When asked by the editor for a title for my CIPD book on evaluation I suggested – ‘The Last Word on Evaluation’ – not out of arrogance but because the mountain of literature and endless debate around the subject had never reached a conclusion. Evaluation is essentially a simple subject made unnecessarily complicated by vested interests. Probably the biggest and most influential vested interest is the American Society for Training and Development (ASTD) who, whenever they tried to offer their members advice on this thorny subject, managed to get it so completely and so obviously wrong.
From the 1970’s the ASTD regarded Kirkpatrick’s 4-Levels as their standard:
- Reaction to training (happy or smile sheets)
- Testing learning
- Applying learning in the workplace
- Business impact
Let’s try this out by thinking of one salesperson going on a sales training course at a cost of $1000. When they return you take them through the 4 levels, starting with how they felt about the course… – WRONG. That way you end up at Level 4 with no way of assessing impact.
Let’s start again. Before you send them on the course you ask them how much they sell now ($1.2 million) and what the profit margin is (10%)? Then afterwards, when you get to Level 4, you can ask again how much they are selling and you have a basis for gauging impact. The critical, pre-learning questions form the BASELINE and produce the simplest, most obvious and effective evaluation model with just 2 levels:
- Baseline evidence
- Business impact measured against the baseline data
- but you will quickly find in practice that this 1st, Baseline level will usually suffice because it is this one that adds all the value in what is now an enhanced, learning process. Individual learning starts when each individual knows their own Baseline.
The 4-Levels never captured this so, just as corporations started asking what the financial return (ROI) was on their training investment, Kirkpatrick’s obsolescence was becoming apparent. So the ASTD decided to back a different horse in the 1990’s, but could not admit Kirkpatrick* was wrong, so adopted Jack Phillips’ model which just added another level – level 5 for the ROI calculation – which also made it look like an innovation – WRONG again.
Let’s go back to the beginning. You ask the sales trainee the BASELINE questions. You do the training and then at Level 4 you get an answer as to how much sales have increased (1%) and you know the cost ($1000) so you can do the net ROI calculation immediately – it’s 20%. There is no need for any level 5 – it doesn’t add anything and anyone with a calculator can work it out. Under Phillips though you have to spend even more time and money making the numbers up and converting to $ because he doesn’t establish the relevant $ sign at the beginning. Level 5 was always a figment of the ASTD’s collective imagination and that’s why the figures Phillips produced never convinced anyone who had a business head on their shoulders.
So the ASTD decided it needed more credibility and drafted in a labour economist – Laurie Bassi – in a vain attempt to garner a more academic and quasi-scientific level of respectability.
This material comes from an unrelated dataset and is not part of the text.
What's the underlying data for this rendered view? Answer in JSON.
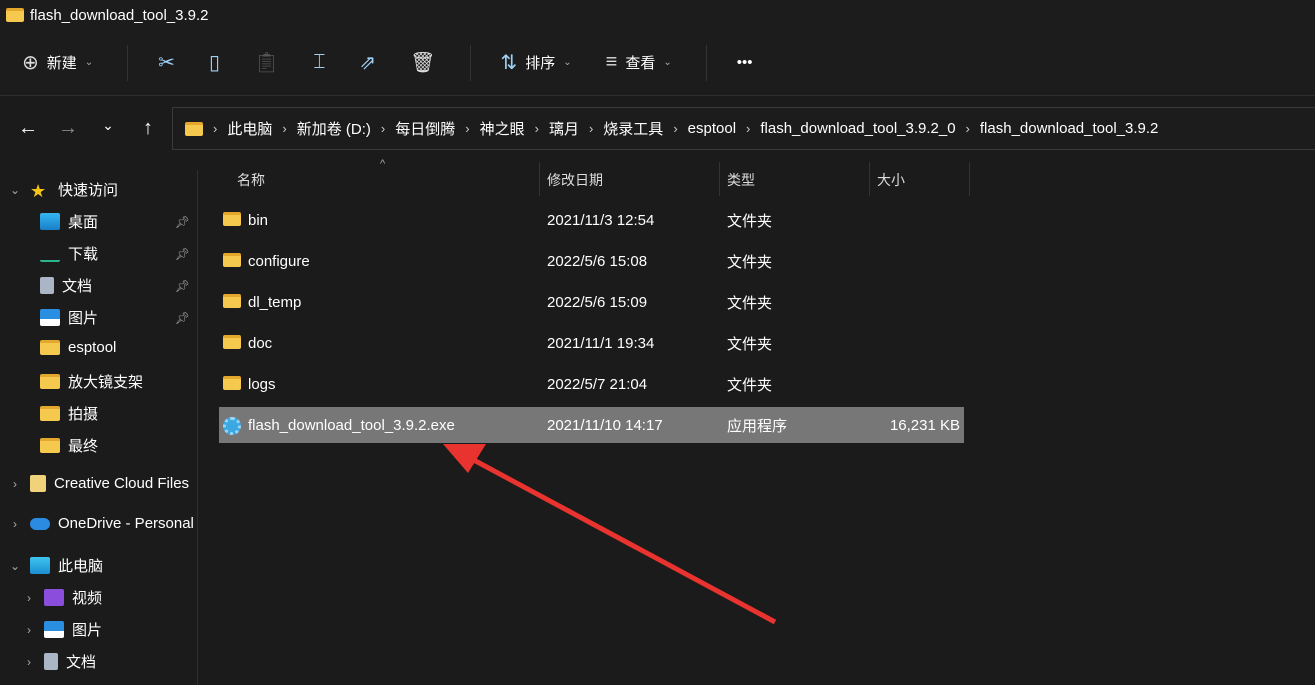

Laurie tried to show the business impact from the billions of $’s ASTD members were spending on training. Laurie did not know any more about evaluation than her predecessors though and, as an academic, used the only analytical tools she had, regression analysis to produce correlations, using retrospective data. I guess she also did not have the benefit of first-hand experience of what it feels like to work in a training department in a large corporation; where trainers are often under pressure from managers to produce all sorts of stupid, knee-jerk programmes to cover up their deficiencies in people management and development. Laurie is now heading up efforts to establish international standards by the other large American professional body, SHRM ( the Society for HRM) and the ASTD still makes it mandatory for anyone wanting to be their ‘partner’ to attend a Jack Phillips training programme.
Forty years should have been long enough for the Americans to get it right but so far, despite being an SBO (statement of the bleeding obvious), no ‘expert’ in the US has ever fully understood or acknowledged the crucial importance of the BASELINE level in evaluation and learning; whether it be sales training, management development, leadership or OD. Starting with a Baseline makes learning evidence-based, it is a perfect application of evidence-based management. Now, if you are looking for an indication of which corporations waste the most money on ‘training’ just ask them which model they use and where they start from.
* The Kirkpatricks still refer to their model as ‘the 4-levels’, although son Jim now tries to make up for the absence of ROI with something called ROE (return on expectations). This is intended as a sort of ROI-lite, except ‘expectations’ are not necessarily couched in $ terms and no ‘return’ can actually be calculated because ROE is not a mathematical or financial formula. In short, ROE can mean whatever you want it to mean.